Extracted information
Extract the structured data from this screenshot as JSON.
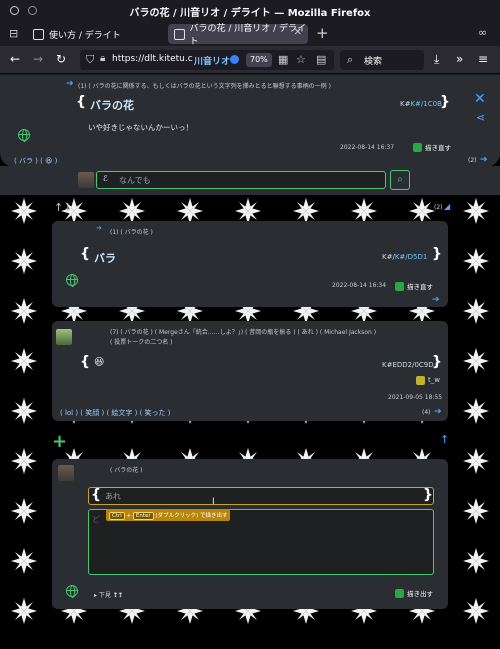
{
  "window": {
    "title": "バラの花 / 川音リオ / デライト — Mozilla Firefox",
    "tabs": [
      {
        "label": "使い方 / デライト"
      },
      {
        "label": "バラの花 / 川音リオ / デライト"
      }
    ]
  },
  "navbar": {
    "url": "https://dlt.kitetu.c",
    "url_user": "川音リオ",
    "zoom": "70%",
    "search_placeholder": "検索"
  },
  "top_post": {
    "breadcrumb": "(1) ( バラの花に関係する、もしくはバラの花という文字列を挿みとると聯想する事柄の一例 )",
    "title": "バラの花",
    "code": "K#/1C0B",
    "body": "いや好きじゃないんかーいっ！",
    "timestamp": "2022-08-14 16:37",
    "draw_button": "描き直す"
  },
  "tag_row": {
    "tags": "( バラ ) ( 😆 )",
    "count": "(2)"
  },
  "search": {
    "placeholder": "なんでも"
  },
  "arrows": {
    "up_down": "↑↓",
    "count": "(2)"
  },
  "card_bara": {
    "breadcrumb": "(1) ( バラの花 )",
    "title": "バラ",
    "code": "K#/D5D1",
    "timestamp": "2022-08-14 16:34",
    "draw_button": "描き直す"
  },
  "card_emoji": {
    "breadcrumb_1": "(7) ( バラの花 ) ( Mergeさん「統合……しよ？」) ( 昔岡の瓶を振る ) ( あれ ) ( Michael Jackson )",
    "breadcrumb_2": "( 投票トークの二つ名 )",
    "title": "😆",
    "code": "K#EDD2/0C9D",
    "author": "t_w",
    "timestamp": "2021-09-05 18:55",
    "tags": "( lol ) ( 笑顔 ) ( 絵文字 ) ( 笑った )",
    "count": "(4)"
  },
  "composer": {
    "breadcrumb": "( バラの花 )",
    "input_value": "あれ",
    "hint_key1": "Ctrl",
    "hint_key2": "Enter",
    "hint_text": "(ダブルクリック) で描き出す",
    "below_label": "▸ 下見 ❢❢",
    "draw_button": "描き出す"
  }
}
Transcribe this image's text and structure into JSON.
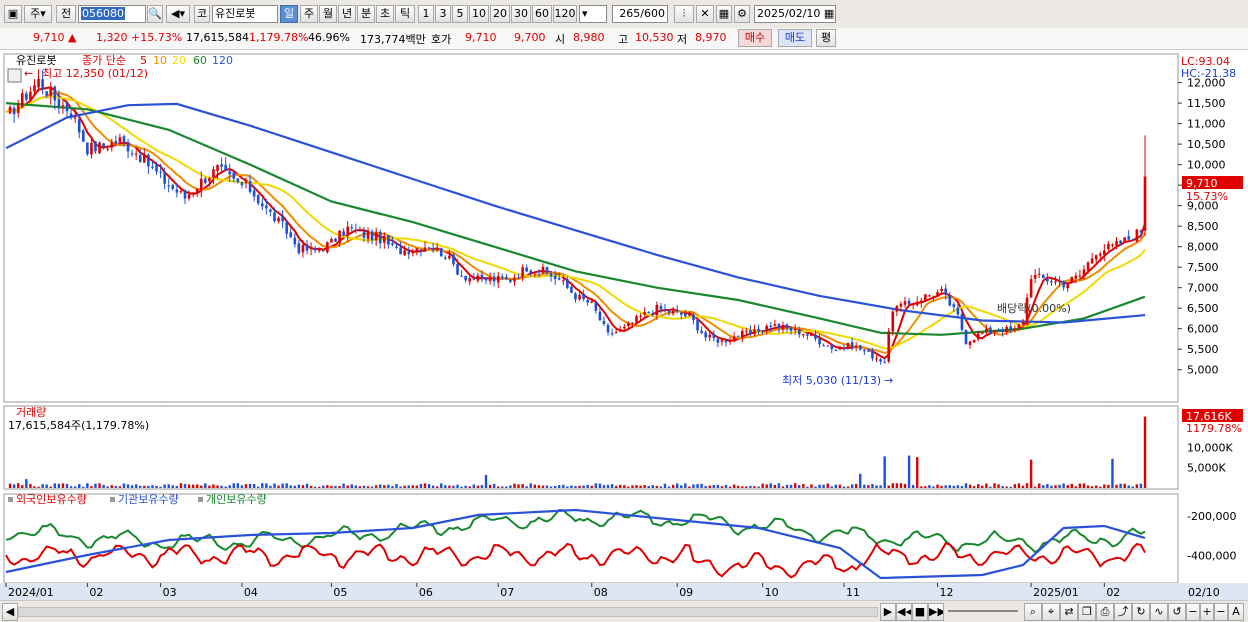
{
  "toolbar": {
    "market_label": "주",
    "prev_label": "전",
    "code_value": "056080",
    "kind_label": "코",
    "stock_name": "유진로봇",
    "period_buttons": [
      "일",
      "주",
      "월",
      "년",
      "분",
      "초",
      "틱"
    ],
    "minute_buttons": [
      "1",
      "3",
      "5",
      "10",
      "20",
      "30",
      "60",
      "120"
    ],
    "count_value": "265",
    "count_total": "/600",
    "date_value": "2025/02/10"
  },
  "quote": {
    "price": "9,710",
    "change_arrow": "▲",
    "change": "1,320",
    "change_rate": "+15.73%",
    "volume": "17,615,584",
    "volume_rate": "1,179.78%",
    "turnover_rate": "46.96%",
    "amount": "173,774백만",
    "ask_label": "호가",
    "ask1": "9,710",
    "ask2": "9,700",
    "open_label": "시",
    "open": "8,980",
    "high_label": "고",
    "high": "10,530",
    "low_label": "저",
    "low": "8,970",
    "buy_label": "매수",
    "sell_label": "매도",
    "eval_label": "평"
  },
  "chart_data": {
    "type": "line",
    "price_panel": {
      "name": "유진로봇",
      "legend_title": "종가 단순",
      "ma_periods": [
        "5",
        "10",
        "20",
        "60",
        "120"
      ],
      "ma_colors": [
        "#e00000",
        "#f08c00",
        "#f0d800",
        "#18882e",
        "#2a52d8"
      ],
      "ylim": [
        4700,
        12600
      ],
      "y_ticks": [
        5000,
        5500,
        6000,
        6500,
        7000,
        7500,
        8000,
        8500,
        9000,
        9500,
        10000,
        10500,
        11000,
        11500,
        12000
      ],
      "y_tick_labels": [
        "5,000",
        "5,500",
        "6,000",
        "6,500",
        "7,000",
        "7,500",
        "8,000",
        "8,500",
        "9,000",
        "9,500",
        "10,000",
        "10,500",
        "11,000",
        "11,500",
        "12,000"
      ],
      "max_label": "최고 12,350 (01/12)",
      "min_label": "최저 5,030 (11/13)",
      "dividend_label": "배당락(0.00%)",
      "lc_label": "LC:93.04",
      "hc_label": "HC:-21.38",
      "current_label": "9,710",
      "current_rate": "15.73%",
      "close_path": [
        {
          "x": 0,
          "v": 11150
        },
        {
          "x": 4,
          "v": 11600
        },
        {
          "x": 8,
          "v": 12050
        },
        {
          "x": 12,
          "v": 11600
        },
        {
          "x": 16,
          "v": 11300
        },
        {
          "x": 20,
          "v": 10400
        },
        {
          "x": 24,
          "v": 10450
        },
        {
          "x": 28,
          "v": 10600
        },
        {
          "x": 32,
          "v": 10300
        },
        {
          "x": 36,
          "v": 9900
        },
        {
          "x": 40,
          "v": 9500
        },
        {
          "x": 44,
          "v": 9200
        },
        {
          "x": 48,
          "v": 9600
        },
        {
          "x": 52,
          "v": 9900
        },
        {
          "x": 56,
          "v": 9600
        },
        {
          "x": 60,
          "v": 9400
        },
        {
          "x": 64,
          "v": 8900
        },
        {
          "x": 68,
          "v": 8500
        },
        {
          "x": 72,
          "v": 7950
        },
        {
          "x": 76,
          "v": 7900
        },
        {
          "x": 80,
          "v": 8100
        },
        {
          "x": 84,
          "v": 8450
        },
        {
          "x": 88,
          "v": 8300
        },
        {
          "x": 92,
          "v": 8200
        },
        {
          "x": 96,
          "v": 7900
        },
        {
          "x": 100,
          "v": 7950
        },
        {
          "x": 104,
          "v": 8050
        },
        {
          "x": 108,
          "v": 7800
        },
        {
          "x": 112,
          "v": 7300
        },
        {
          "x": 116,
          "v": 7200
        },
        {
          "x": 120,
          "v": 7200
        },
        {
          "x": 124,
          "v": 7200
        },
        {
          "x": 128,
          "v": 7500
        },
        {
          "x": 132,
          "v": 7400
        },
        {
          "x": 136,
          "v": 7200
        },
        {
          "x": 140,
          "v": 6800
        },
        {
          "x": 144,
          "v": 6600
        },
        {
          "x": 148,
          "v": 5850
        },
        {
          "x": 152,
          "v": 6000
        },
        {
          "x": 156,
          "v": 6300
        },
        {
          "x": 160,
          "v": 6500
        },
        {
          "x": 164,
          "v": 6400
        },
        {
          "x": 168,
          "v": 6300
        },
        {
          "x": 172,
          "v": 5800
        },
        {
          "x": 176,
          "v": 5700
        },
        {
          "x": 180,
          "v": 5850
        },
        {
          "x": 184,
          "v": 5900
        },
        {
          "x": 188,
          "v": 6100
        },
        {
          "x": 192,
          "v": 6000
        },
        {
          "x": 196,
          "v": 5900
        },
        {
          "x": 200,
          "v": 5700
        },
        {
          "x": 204,
          "v": 5500
        },
        {
          "x": 208,
          "v": 5600
        },
        {
          "x": 212,
          "v": 5400
        },
        {
          "x": 216,
          "v": 5200
        },
        {
          "x": 218,
          "v": 6500
        },
        {
          "x": 222,
          "v": 6600
        },
        {
          "x": 226,
          "v": 6800
        },
        {
          "x": 230,
          "v": 6900
        },
        {
          "x": 234,
          "v": 6300
        },
        {
          "x": 236,
          "v": 5700
        },
        {
          "x": 240,
          "v": 5900
        },
        {
          "x": 244,
          "v": 6000
        },
        {
          "x": 248,
          "v": 5950
        },
        {
          "x": 250,
          "v": 6200
        },
        {
          "x": 252,
          "v": 7300
        },
        {
          "x": 256,
          "v": 7200
        },
        {
          "x": 260,
          "v": 7100
        },
        {
          "x": 264,
          "v": 7300
        },
        {
          "x": 268,
          "v": 7900
        },
        {
          "x": 272,
          "v": 8000
        },
        {
          "x": 276,
          "v": 8200
        },
        {
          "x": 279,
          "v": 8400
        },
        {
          "x": 280,
          "v": 9710
        }
      ],
      "series": [
        {
          "name": "60",
          "points": [
            {
              "x": 0,
              "v": 11500
            },
            {
              "x": 20,
              "v": 11350
            },
            {
              "x": 40,
              "v": 10850
            },
            {
              "x": 60,
              "v": 10000
            },
            {
              "x": 80,
              "v": 9100
            },
            {
              "x": 100,
              "v": 8600
            },
            {
              "x": 120,
              "v": 8000
            },
            {
              "x": 140,
              "v": 7400
            },
            {
              "x": 160,
              "v": 7000
            },
            {
              "x": 180,
              "v": 6700
            },
            {
              "x": 200,
              "v": 6250
            },
            {
              "x": 215,
              "v": 5900
            },
            {
              "x": 230,
              "v": 5850
            },
            {
              "x": 250,
              "v": 6000
            },
            {
              "x": 265,
              "v": 6250
            },
            {
              "x": 280,
              "v": 6780
            }
          ]
        },
        {
          "name": "120",
          "points": [
            {
              "x": 0,
              "v": 10400
            },
            {
              "x": 15,
              "v": 11150
            },
            {
              "x": 30,
              "v": 11450
            },
            {
              "x": 42,
              "v": 11480
            },
            {
              "x": 60,
              "v": 10950
            },
            {
              "x": 80,
              "v": 10300
            },
            {
              "x": 100,
              "v": 9650
            },
            {
              "x": 120,
              "v": 9000
            },
            {
              "x": 140,
              "v": 8400
            },
            {
              "x": 160,
              "v": 7800
            },
            {
              "x": 180,
              "v": 7250
            },
            {
              "x": 200,
              "v": 6800
            },
            {
              "x": 220,
              "v": 6450
            },
            {
              "x": 240,
              "v": 6200
            },
            {
              "x": 260,
              "v": 6150
            },
            {
              "x": 280,
              "v": 6330
            }
          ]
        }
      ]
    },
    "volume_panel": {
      "name": "거래량",
      "readout": "17,615,584주(1,179.78%)",
      "ylim": [
        0,
        18000
      ],
      "y_tick_labels": [
        "5,000K",
        "10,000K"
      ],
      "current_label": "17,616K",
      "current_rate": "1179.78%",
      "spikes": [
        {
          "x": 5,
          "v": 2200
        },
        {
          "x": 118,
          "v": 3200
        },
        {
          "x": 210,
          "v": 3500
        },
        {
          "x": 216,
          "v": 7800
        },
        {
          "x": 222,
          "v": 8000
        },
        {
          "x": 224,
          "v": 7600
        },
        {
          "x": 252,
          "v": 7000
        },
        {
          "x": 272,
          "v": 7200
        },
        {
          "x": 280,
          "v": 17616
        }
      ]
    },
    "holding_panel": {
      "legend": [
        "외국인보유수량",
        "기관보유수량",
        "개인보유수량"
      ],
      "colors": [
        "#e00000",
        "#2a52d8",
        "#18882e"
      ],
      "ylim": [
        -520000,
        -120000
      ],
      "y_tick_labels": [
        "-200,000",
        "-400,000"
      ]
    },
    "x_axis": {
      "labels": [
        "2024/01",
        "02",
        "03",
        "04",
        "05",
        "06",
        "07",
        "08",
        "09",
        "10",
        "11",
        "12",
        "2025/01",
        "02",
        "02/10"
      ]
    }
  },
  "bottom": {
    "icons": [
      "play-icon",
      "prev-page-icon",
      "stop-icon",
      "next-page-icon"
    ]
  }
}
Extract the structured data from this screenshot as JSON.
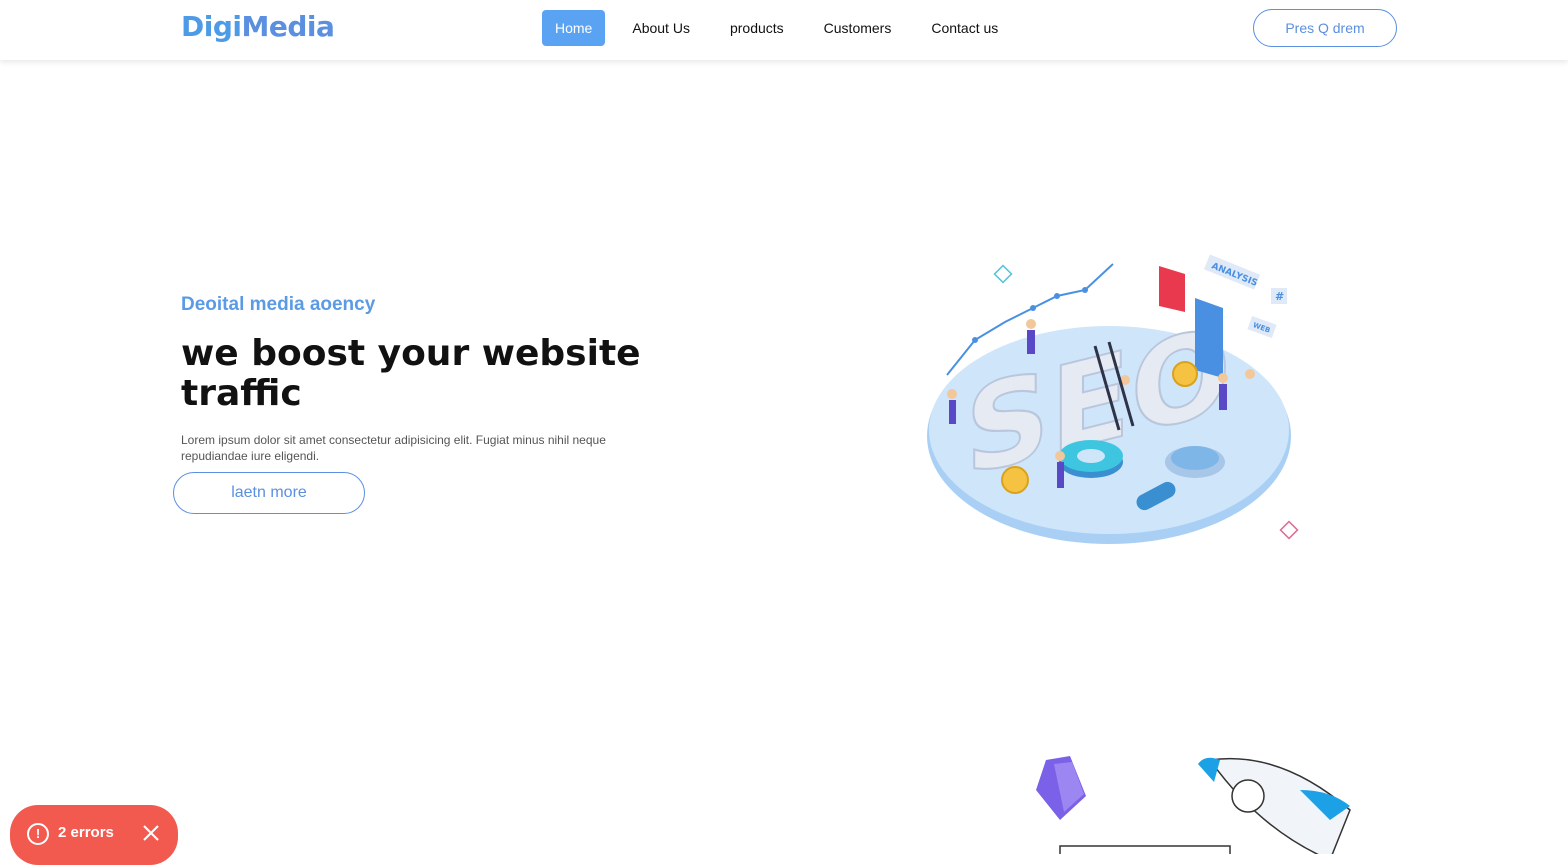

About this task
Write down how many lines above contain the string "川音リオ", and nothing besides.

Exercise result
3